• _GOAL OF THE EXERCISE_: Scan the entries for "chart". Every line that holds it is to be copied.

Extracted data entries
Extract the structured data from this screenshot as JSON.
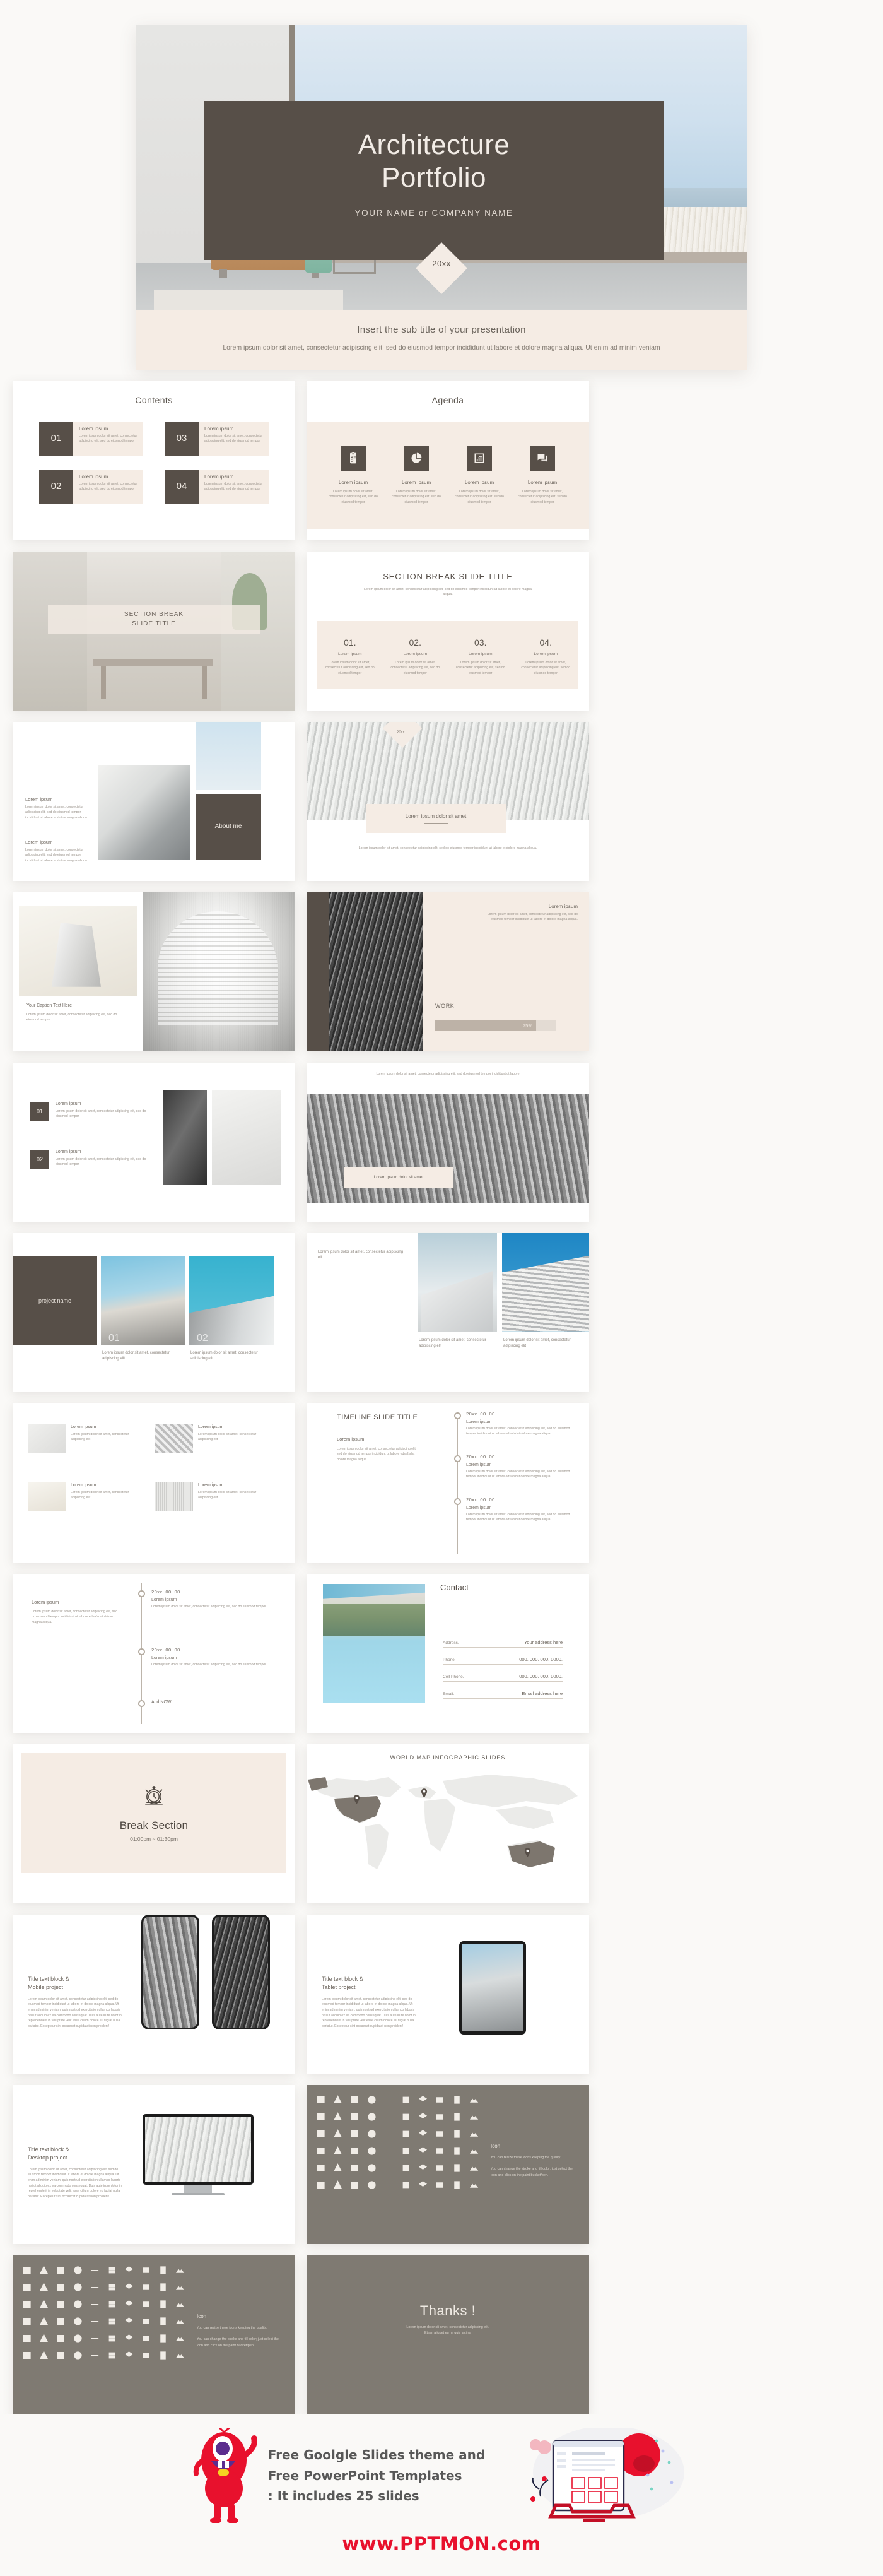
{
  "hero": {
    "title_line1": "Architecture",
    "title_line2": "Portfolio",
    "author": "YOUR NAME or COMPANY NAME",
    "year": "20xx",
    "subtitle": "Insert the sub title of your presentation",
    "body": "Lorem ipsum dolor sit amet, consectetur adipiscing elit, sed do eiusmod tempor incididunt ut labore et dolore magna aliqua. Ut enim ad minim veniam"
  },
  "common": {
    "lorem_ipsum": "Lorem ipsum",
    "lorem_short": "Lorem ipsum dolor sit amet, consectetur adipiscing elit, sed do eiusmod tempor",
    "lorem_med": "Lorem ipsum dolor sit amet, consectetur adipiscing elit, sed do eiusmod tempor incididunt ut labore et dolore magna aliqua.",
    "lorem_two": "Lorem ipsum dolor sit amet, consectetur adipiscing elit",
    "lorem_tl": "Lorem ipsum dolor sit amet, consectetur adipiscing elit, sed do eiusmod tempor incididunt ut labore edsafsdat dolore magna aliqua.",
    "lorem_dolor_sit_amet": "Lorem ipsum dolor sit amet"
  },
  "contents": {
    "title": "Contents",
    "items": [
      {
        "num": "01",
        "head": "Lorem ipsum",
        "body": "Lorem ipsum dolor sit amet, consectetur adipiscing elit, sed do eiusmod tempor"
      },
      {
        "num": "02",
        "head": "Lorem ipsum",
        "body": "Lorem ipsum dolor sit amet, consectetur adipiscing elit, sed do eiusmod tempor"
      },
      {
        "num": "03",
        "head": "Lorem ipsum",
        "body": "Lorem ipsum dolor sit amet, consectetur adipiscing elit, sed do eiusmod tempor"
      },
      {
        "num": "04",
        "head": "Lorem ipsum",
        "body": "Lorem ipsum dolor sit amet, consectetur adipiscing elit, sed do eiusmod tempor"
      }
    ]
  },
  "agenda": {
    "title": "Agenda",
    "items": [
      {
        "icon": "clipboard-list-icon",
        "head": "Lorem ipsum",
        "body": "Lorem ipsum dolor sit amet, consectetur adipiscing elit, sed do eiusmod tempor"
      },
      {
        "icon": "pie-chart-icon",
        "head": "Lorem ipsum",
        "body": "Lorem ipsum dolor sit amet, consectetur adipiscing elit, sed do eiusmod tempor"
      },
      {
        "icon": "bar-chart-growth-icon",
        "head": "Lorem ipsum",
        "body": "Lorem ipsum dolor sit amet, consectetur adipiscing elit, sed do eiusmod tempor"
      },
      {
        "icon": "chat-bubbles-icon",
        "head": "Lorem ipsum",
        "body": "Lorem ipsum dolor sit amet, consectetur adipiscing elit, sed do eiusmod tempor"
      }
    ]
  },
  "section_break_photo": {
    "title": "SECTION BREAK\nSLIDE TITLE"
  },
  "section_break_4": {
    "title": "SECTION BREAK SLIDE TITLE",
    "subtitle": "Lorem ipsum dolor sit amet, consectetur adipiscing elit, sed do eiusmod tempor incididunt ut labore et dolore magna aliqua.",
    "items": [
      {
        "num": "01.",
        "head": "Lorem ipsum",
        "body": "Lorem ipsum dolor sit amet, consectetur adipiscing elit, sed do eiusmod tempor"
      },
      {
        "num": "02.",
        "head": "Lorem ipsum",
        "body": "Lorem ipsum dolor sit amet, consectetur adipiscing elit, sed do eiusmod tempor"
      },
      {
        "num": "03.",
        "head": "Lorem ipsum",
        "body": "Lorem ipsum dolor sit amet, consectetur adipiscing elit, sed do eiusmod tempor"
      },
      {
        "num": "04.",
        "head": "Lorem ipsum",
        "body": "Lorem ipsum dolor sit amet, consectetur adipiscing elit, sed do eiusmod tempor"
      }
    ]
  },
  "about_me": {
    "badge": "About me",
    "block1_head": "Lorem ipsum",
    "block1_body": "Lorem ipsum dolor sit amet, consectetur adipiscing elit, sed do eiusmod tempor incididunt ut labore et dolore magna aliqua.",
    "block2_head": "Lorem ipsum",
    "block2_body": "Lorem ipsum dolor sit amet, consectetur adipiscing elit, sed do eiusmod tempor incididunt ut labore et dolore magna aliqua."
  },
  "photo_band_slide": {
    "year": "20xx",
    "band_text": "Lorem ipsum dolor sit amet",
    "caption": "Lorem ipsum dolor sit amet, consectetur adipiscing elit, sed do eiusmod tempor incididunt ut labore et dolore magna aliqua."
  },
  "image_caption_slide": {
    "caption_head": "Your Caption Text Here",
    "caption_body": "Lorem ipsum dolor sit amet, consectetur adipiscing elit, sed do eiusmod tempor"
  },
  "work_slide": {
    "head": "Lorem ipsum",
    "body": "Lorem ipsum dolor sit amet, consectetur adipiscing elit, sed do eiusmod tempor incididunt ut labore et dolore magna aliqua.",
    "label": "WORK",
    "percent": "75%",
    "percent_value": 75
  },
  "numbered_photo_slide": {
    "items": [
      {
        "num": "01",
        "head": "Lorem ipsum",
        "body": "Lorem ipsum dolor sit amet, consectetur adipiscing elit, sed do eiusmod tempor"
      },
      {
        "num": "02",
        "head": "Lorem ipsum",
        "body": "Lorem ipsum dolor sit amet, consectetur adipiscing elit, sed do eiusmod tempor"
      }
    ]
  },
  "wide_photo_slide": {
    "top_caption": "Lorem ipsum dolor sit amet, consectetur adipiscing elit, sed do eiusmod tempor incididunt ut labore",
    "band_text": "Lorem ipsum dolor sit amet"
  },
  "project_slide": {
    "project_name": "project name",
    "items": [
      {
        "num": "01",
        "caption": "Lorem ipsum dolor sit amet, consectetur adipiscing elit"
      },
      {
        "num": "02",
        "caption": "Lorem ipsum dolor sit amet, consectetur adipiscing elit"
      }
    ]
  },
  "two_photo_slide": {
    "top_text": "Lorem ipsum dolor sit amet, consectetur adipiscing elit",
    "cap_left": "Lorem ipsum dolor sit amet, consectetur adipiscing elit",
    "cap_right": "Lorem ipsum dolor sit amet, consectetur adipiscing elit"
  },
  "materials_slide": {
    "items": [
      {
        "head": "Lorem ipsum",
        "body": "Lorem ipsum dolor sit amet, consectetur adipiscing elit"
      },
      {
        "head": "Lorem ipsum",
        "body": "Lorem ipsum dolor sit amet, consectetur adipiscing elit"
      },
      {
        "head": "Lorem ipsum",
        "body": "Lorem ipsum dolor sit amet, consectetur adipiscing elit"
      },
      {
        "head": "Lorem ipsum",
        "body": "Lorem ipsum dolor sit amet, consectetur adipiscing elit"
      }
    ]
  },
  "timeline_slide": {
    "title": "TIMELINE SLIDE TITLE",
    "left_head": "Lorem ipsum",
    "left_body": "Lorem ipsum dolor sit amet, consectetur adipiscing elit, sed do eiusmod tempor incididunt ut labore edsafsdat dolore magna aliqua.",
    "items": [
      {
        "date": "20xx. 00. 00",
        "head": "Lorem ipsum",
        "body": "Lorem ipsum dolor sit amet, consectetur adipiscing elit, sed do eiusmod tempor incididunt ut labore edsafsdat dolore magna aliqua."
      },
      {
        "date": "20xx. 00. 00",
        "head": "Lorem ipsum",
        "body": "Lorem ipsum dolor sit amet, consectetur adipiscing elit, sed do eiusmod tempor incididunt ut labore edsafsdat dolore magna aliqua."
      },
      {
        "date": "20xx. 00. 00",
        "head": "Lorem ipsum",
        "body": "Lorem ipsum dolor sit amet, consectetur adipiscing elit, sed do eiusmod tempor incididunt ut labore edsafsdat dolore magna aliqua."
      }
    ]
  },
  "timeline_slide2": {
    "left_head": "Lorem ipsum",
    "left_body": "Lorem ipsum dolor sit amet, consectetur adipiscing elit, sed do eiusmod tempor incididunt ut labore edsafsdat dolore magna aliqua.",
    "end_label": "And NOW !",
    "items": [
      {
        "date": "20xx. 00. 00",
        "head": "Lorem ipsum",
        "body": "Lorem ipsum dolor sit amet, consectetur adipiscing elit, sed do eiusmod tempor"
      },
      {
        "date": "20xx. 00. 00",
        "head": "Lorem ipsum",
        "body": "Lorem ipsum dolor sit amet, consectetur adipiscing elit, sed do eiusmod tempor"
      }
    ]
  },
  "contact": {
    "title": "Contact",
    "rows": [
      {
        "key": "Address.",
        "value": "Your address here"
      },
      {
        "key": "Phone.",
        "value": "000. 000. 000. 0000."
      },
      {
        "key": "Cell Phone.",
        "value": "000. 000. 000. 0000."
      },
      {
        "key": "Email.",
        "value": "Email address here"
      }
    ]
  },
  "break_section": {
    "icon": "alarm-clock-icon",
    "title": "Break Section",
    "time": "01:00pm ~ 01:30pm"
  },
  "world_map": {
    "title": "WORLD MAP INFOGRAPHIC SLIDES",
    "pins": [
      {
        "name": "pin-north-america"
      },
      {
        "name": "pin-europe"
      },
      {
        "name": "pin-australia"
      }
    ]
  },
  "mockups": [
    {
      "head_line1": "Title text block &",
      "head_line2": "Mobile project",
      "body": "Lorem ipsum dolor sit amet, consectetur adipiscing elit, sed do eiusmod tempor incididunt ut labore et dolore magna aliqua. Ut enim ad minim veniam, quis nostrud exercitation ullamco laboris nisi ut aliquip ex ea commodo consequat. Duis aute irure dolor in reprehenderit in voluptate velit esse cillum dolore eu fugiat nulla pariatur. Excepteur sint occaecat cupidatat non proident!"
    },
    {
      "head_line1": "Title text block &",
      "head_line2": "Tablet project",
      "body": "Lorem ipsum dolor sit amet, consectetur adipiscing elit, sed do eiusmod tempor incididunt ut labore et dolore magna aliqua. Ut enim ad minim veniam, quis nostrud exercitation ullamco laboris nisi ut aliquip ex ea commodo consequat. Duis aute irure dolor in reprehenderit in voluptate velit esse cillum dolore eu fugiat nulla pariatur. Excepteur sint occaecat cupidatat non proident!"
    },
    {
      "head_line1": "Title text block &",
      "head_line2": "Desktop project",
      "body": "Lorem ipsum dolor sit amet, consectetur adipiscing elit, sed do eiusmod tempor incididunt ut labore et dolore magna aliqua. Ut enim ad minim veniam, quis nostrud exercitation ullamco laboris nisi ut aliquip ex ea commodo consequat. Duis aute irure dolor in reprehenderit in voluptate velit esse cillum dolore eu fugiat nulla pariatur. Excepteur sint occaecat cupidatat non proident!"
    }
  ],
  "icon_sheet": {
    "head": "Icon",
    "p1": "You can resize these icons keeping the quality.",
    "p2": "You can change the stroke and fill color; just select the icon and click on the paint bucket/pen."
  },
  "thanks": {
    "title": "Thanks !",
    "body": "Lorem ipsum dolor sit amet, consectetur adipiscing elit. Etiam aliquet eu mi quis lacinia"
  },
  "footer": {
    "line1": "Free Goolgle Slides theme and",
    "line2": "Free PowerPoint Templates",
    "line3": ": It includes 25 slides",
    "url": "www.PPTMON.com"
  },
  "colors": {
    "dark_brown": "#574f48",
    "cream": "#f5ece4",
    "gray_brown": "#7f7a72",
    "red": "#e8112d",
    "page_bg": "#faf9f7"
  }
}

• _EXERCISE RESULT_:
        "icon": "pie-chart-icon",
        "icon": "bar-chart-growth-icon",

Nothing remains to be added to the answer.